Author: Rebecca Freedman
Posted: July 22, 2015
So you were accepted into the Portland State MBA program? Step one is clearly to celebrate, because even being accepted into this powerful masters program is an achievement. But what comes next?
You could relax and soak up summer sunshine before the term begins. You could also work tons of overtime hours and plan a destination wedding that will take place mere weeks before the program starts; that’s what I did, and I wouldn’t recommend it.
Since incoming students still have a couple of months before sitting down in their first class session, I thought I would provide my two cents on how to fill your summer.
Read, read, read
My most important piece of advice would be to start reading assigned material now.
Some of the textbooks that you will need for the first term are identifiable through the Portland State Bookstore website already, others will be posted in the next month; buy them as soon as you know what they are. Read them as soon as you get your hands on them.
I am not suggesting that memorize anything, but start skimming so that when you are assigned to read five chapters in one week, you already have a basic understanding of the concepts.
The same plan goes for the Harvard Business Cases and other reading materials once you are given access to your courses on D2L.
Consider your place in the universe
I am inherently uninterested in soul searching, but upon entering the MBA program, I was faced with this question: What is your purpose in life? If answering this sounds overwhelming or too hippy-dippy, then the following advice is especially intended for you.
Start small by considering your strengths and weaknesses, then move on to thinking about what activities make you shine, and what feels risky or scary. You don’t need to have all of the answers, or even the ability to verbalize these ideas, but starting to mull it all over will lead to less shock when you are asked to discuss ‘your purpose’ in class.
Review the basics
While on the subject of strengths and weaknesses, consider if there are any hard skills that you need to brush up on. I would hone in on Microsoft Excel, presentation/public speaking skills, research, mathematics, and writing skills.
If you don’t know how to use Excel, or you would describe your knowledge as “basic,” take the refresher course that Portland State offers in September very seriously. Do some self-study in any areas that might be rusty, make you nervous, or in which you tested poorly on the GRE or GMAT.
You don’t need to be a Toastmaster or math wizard before you walk into your first class, but it is much easier to do a quick brush up on skills before you pile on your MBA homework.
Schedule the MBA around your life
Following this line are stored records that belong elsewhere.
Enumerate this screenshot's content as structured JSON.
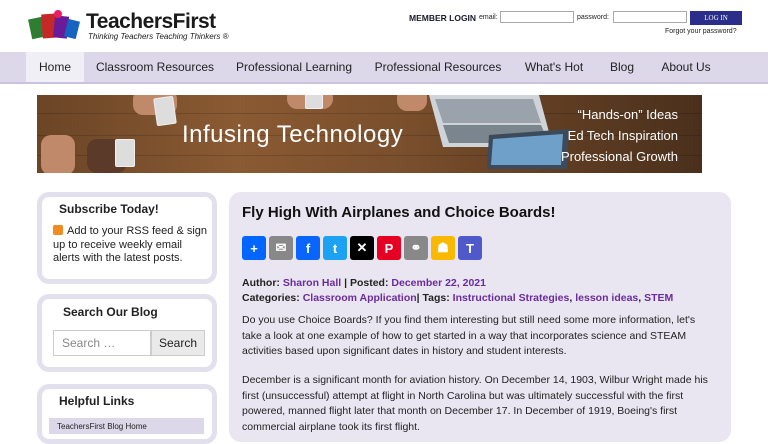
{
  "header": {
    "brand": "TeachersFirst",
    "tagline": "Thinking Teachers Teaching Thinkers ®",
    "login": {
      "title": "MEMBER LOGIN",
      "email_label": "email:",
      "password_label": "password:",
      "button": "LOG IN",
      "forgot": "Forgot your password?"
    }
  },
  "nav": {
    "items": [
      "Home",
      "Classroom Resources",
      "Professional Learning",
      "Professional Resources",
      "What's Hot",
      "Blog",
      "About Us"
    ],
    "active": "Home"
  },
  "banner": {
    "title": "Infusing Technology",
    "lines": [
      "“Hands-on” Ideas",
      "Ed Tech Inspiration",
      "Professional Growth"
    ]
  },
  "sidebar": {
    "subscribe": {
      "heading": "Subscribe Today!",
      "text": "Add to your RSS feed & sign up to receive weekly email alerts with the latest posts."
    },
    "search": {
      "heading": "Search Our Blog",
      "placeholder": "Search …",
      "button": "Search"
    },
    "links": {
      "heading": "Helpful Links",
      "items": [
        "TeachersFirst Blog Home"
      ]
    }
  },
  "post": {
    "title": "Fly High With Airplanes and Choice Boards!",
    "share_icons": [
      "share-icon",
      "email-icon",
      "facebook-icon",
      "twitter-icon",
      "x-icon",
      "pinterest-icon",
      "copy-link-icon",
      "google-classroom-icon",
      "microsoft-teams-icon"
    ],
    "share_glyphs": [
      "+",
      "✉",
      "f",
      "t",
      "✕",
      "P",
      "⚭",
      "☗",
      "T"
    ],
    "share_colors": [
      "#0166ff",
      "#888888",
      "#0866ff",
      "#1da1f2",
      "#000000",
      "#e60023",
      "#888888",
      "#f8b900",
      "#5059c9"
    ],
    "author_label": "Author:",
    "author": "Sharon Hall",
    "posted_label": "| Posted:",
    "date": "December 22, 2021",
    "categories_label": "Categories:",
    "category": "Classroom Application",
    "tags_label": "| Tags:",
    "tags": [
      "Instructional Strategies",
      "lesson ideas",
      "STEM"
    ],
    "para1": "Do you use Choice Boards? If you find them interesting but still need some more information, let's take a look at one example of how to get started in a way that incorporates science and STEAM activities based upon significant dates in history and student interests.",
    "para2": "December is a significant month for aviation history. On December 14, 1903, Wilbur Wright made his first (unsuccessful) attempt at flight in North Carolina but was ultimately successful with the first powered, manned flight later that month on December 17. In December of 1919, Boeing's first commercial airplane took its first flight."
  }
}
My final advice is about creating structure for yourself. Entering an MBA does not necessitate a chaotic, stressful life, but it can be difficult to figure out how to stay in control.
If you are able, try to create a schedule that incorporates your class time, study time, work time (if needed), relationship time (for family and friends), and self-time. The last two will be incredibly necessary for your mental, physical, and emotional health, and should not be sacrificed in the face of too much homework. If you have a set schedule for sleep, your favorite exercise and hobbies, date nights, and/or time with family and friends, you will be much less likely to blow them off.
Hopefully it is clear that none of this advice is intended to scare or intimidate you. While I struggled through accounting because I am not quantitatively graceful, and always felt like I had more to read than hours in the day, I still survived my first year in the MBA program and am looking forward to the Fall term.
To ask current student Ambassadors questions about Portland State MBA life, click here.
Rebecca Freedman is a second year MBA student at Portland State and is spending her summer interning at LifeMap of Cambia Health Solutions, applying her creative and analytical talents to their website redesign. Rebecca is pivoting from a paralegal background into a career in digital marketing and communications. You can connect with Rebecca on LinkedIn and prospective students may also contact her through the Graduate Business Programs Ambassador Portal.